Though it is possible to work as an intensive care unit nurse with NICU certification, it is a requirement in many hospitals. NICU nursing, like all critical and neonatal intensive care nursing specialties, can be stressful and demanding. NICU travel nurses who get ICU certified can expect higher pay because hospitals know they have the skills to treat babies and infants. One of the most common certifications for a NICU nurse is the NRP (Neonatal Resuscitation Program) offered by the American Academy of Pediatrics.
How Do Pay Packages Work for NICU Travel Nurse Jobs?
While compensation offers can vary greatly depending on the contract or agency offering, pay packages for travel neonatal intensive care nurse jobs typically have four major components: hourly taxable wages, meals and incidentals, housing, and travel.
Full-time nurses working at healthcare facilities receive a salary, but most travel nurse employers offer hourly wages. Every pay package must include a taxable hourly wage, and the amount can vary depending on the shift, location, and specialty required for the assignment.
Housing payments can be included in a payment from a staffing agency. This is typically offered in two ways. Either the company is providing its own housing, or the traveler is taking the housing stipend. It is more beneficial for the traveler to take the housing stipend for two primary reasons. First, they will have a choice in where they stay. Everyone’s definitions of comfortable and acceptable are different. The second reason the housing stipend is more beneficial for them is that it can be given as a nontaxable amount.
Meals and Incidentals
Also known as per diems, meals, and incidental stipends provide a daily budget for daily living expenses. These standards vary depending on the cost of living in cities and states across the country.
Travel is the last portion of the pay package. Many recruiters may not even offer travel and instead put that money into the per diems or housing for their traveler so they are receiving the benefits over the entire contract, not just at the very beginning or end of the contract. While a travel stipend can be used to cover the cost of a flight for the traveler, it is more often than not used to subsidize the traveler’s expenses to and from an assignment. Travel expenses can be offered as a reimbursement rate per mile, though many agencies will opt to offer a flat rate to and from an assignment.
Getting Started as a Traveling Nurse
Many travel nurses find work through recruitment agencies and marketplaces, which means they have better access to job boards to choose their schedule, location, and salary. When you begin browsing for new jobs yourself, be sure to consider the housing options, the benefits, the guaranteed hours policy, and the recruiting company’s overall reputation.

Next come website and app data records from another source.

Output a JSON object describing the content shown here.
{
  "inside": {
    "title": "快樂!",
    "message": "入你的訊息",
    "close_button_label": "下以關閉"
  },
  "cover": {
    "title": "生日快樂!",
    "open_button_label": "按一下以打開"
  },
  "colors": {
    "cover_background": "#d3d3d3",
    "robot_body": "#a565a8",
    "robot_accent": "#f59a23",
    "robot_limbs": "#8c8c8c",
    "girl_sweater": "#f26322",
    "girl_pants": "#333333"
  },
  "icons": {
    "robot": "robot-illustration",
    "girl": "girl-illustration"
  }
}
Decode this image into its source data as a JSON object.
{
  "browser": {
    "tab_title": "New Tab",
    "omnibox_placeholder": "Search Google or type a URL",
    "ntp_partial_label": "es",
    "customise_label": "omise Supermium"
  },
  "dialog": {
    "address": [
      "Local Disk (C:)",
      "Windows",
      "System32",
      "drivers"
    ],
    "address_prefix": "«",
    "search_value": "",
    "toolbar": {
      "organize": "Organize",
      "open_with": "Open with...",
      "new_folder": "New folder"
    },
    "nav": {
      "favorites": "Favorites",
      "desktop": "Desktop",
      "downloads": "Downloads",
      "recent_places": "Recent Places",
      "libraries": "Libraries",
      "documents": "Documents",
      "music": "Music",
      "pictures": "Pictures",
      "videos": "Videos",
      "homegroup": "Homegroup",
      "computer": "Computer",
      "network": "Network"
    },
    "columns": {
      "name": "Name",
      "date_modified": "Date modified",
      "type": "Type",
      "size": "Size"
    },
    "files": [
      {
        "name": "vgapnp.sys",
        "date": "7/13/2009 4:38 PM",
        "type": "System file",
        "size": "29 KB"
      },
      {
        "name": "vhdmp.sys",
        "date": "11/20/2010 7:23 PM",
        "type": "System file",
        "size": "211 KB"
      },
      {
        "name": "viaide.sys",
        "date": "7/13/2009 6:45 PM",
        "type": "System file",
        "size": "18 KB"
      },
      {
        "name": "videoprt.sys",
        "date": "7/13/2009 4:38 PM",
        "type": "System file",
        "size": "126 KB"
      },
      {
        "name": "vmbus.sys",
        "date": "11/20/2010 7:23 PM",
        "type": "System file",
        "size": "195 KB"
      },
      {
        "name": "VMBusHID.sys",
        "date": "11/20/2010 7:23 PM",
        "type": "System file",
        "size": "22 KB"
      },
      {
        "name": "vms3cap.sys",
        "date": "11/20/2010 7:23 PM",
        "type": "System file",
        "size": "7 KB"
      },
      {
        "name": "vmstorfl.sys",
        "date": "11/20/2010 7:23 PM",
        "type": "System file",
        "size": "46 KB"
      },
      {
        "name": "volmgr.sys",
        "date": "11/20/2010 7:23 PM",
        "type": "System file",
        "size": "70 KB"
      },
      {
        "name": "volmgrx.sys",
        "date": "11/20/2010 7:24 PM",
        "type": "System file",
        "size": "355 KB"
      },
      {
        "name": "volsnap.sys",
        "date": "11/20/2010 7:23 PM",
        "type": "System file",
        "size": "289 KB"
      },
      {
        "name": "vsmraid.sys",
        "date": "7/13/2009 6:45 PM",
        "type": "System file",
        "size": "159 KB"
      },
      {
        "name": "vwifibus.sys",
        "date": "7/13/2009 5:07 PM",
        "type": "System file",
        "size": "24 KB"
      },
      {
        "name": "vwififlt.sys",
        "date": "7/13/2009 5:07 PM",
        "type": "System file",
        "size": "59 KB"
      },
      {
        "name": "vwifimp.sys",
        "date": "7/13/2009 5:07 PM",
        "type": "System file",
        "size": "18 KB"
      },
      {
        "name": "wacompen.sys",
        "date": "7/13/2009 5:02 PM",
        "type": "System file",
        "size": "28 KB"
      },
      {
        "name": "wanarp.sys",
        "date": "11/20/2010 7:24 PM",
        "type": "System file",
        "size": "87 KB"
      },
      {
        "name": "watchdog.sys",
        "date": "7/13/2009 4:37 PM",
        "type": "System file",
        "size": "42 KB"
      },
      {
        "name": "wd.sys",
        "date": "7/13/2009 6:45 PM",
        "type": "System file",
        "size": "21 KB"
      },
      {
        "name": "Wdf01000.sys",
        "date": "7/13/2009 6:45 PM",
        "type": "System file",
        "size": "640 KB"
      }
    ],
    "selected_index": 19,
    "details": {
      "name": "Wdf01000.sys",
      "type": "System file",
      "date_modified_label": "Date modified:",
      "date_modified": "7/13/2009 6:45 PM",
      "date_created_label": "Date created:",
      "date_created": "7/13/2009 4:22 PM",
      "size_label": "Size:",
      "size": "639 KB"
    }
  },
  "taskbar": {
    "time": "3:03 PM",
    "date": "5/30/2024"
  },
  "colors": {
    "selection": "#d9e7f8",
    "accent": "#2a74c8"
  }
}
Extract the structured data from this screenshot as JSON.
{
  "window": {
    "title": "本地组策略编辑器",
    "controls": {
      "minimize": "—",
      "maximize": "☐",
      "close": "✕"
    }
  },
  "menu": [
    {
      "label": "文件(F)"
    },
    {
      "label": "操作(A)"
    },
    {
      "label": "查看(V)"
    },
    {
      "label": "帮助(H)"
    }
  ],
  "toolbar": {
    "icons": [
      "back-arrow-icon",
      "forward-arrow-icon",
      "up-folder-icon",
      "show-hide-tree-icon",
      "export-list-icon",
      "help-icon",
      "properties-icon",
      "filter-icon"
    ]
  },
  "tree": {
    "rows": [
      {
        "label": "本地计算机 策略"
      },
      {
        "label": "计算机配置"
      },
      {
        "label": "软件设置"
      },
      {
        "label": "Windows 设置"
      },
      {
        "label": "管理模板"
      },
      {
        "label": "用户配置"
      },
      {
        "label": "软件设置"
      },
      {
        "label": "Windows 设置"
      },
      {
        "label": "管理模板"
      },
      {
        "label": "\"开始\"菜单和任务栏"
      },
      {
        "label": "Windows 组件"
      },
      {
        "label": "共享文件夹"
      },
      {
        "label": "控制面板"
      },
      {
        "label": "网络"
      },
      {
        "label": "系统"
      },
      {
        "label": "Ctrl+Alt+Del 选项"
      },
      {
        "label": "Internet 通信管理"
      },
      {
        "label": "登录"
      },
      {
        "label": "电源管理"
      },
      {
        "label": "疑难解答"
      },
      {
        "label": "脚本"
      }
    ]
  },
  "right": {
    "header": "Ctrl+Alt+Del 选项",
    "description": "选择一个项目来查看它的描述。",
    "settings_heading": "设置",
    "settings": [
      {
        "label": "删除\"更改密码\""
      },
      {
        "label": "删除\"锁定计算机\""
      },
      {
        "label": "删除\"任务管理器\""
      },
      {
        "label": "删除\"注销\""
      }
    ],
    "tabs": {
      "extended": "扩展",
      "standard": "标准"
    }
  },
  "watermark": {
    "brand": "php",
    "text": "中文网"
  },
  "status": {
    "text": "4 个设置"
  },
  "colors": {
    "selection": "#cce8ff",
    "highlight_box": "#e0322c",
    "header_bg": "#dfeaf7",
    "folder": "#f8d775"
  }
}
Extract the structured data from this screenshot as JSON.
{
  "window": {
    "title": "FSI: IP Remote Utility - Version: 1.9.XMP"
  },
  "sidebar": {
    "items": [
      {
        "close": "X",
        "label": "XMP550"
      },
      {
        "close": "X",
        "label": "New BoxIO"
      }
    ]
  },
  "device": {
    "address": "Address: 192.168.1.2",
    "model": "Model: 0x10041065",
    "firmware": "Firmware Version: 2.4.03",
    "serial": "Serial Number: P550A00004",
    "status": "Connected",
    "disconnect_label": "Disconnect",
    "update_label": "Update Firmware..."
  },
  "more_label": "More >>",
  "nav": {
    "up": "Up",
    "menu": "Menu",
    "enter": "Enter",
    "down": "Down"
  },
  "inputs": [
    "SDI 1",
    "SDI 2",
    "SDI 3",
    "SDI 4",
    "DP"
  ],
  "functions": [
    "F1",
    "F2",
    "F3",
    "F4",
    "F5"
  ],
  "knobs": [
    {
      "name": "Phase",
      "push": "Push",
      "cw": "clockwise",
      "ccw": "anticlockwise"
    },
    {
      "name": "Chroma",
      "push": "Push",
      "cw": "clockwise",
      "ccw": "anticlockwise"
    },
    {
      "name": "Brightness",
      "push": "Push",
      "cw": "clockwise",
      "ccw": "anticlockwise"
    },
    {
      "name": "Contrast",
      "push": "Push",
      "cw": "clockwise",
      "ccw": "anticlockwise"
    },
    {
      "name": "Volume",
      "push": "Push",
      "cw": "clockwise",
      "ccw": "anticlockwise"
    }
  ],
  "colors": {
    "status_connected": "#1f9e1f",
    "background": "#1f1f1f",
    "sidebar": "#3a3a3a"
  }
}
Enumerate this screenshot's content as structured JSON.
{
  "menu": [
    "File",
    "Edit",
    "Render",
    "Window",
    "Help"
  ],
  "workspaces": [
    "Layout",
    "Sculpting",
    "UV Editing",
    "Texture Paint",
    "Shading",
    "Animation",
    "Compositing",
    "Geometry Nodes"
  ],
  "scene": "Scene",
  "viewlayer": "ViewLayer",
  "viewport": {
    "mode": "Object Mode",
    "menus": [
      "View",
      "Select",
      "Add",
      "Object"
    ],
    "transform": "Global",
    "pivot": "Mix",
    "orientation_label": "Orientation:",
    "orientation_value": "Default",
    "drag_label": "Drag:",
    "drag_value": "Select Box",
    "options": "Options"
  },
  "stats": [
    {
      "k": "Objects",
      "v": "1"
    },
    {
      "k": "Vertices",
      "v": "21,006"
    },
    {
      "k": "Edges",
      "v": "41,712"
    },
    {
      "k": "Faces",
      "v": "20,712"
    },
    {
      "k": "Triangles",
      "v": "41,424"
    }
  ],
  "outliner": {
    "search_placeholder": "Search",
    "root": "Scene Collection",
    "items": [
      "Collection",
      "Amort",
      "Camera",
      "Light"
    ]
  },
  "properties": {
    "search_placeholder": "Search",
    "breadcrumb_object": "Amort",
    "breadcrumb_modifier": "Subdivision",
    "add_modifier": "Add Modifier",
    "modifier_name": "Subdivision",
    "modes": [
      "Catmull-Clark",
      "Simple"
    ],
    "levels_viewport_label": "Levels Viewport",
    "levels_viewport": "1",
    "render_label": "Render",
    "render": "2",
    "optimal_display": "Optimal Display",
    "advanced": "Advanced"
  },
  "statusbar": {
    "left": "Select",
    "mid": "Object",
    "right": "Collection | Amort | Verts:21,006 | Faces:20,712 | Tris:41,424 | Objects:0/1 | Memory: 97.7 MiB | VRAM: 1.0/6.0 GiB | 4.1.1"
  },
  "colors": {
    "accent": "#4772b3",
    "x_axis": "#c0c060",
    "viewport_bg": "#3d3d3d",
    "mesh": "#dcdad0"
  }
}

The good news is that Fusion Marketplace has everything you need when it comes to finding the perfect traveling nursing jobs. Here, you have the freedom to compare benefits, packages, and staffing agencies—all in one place.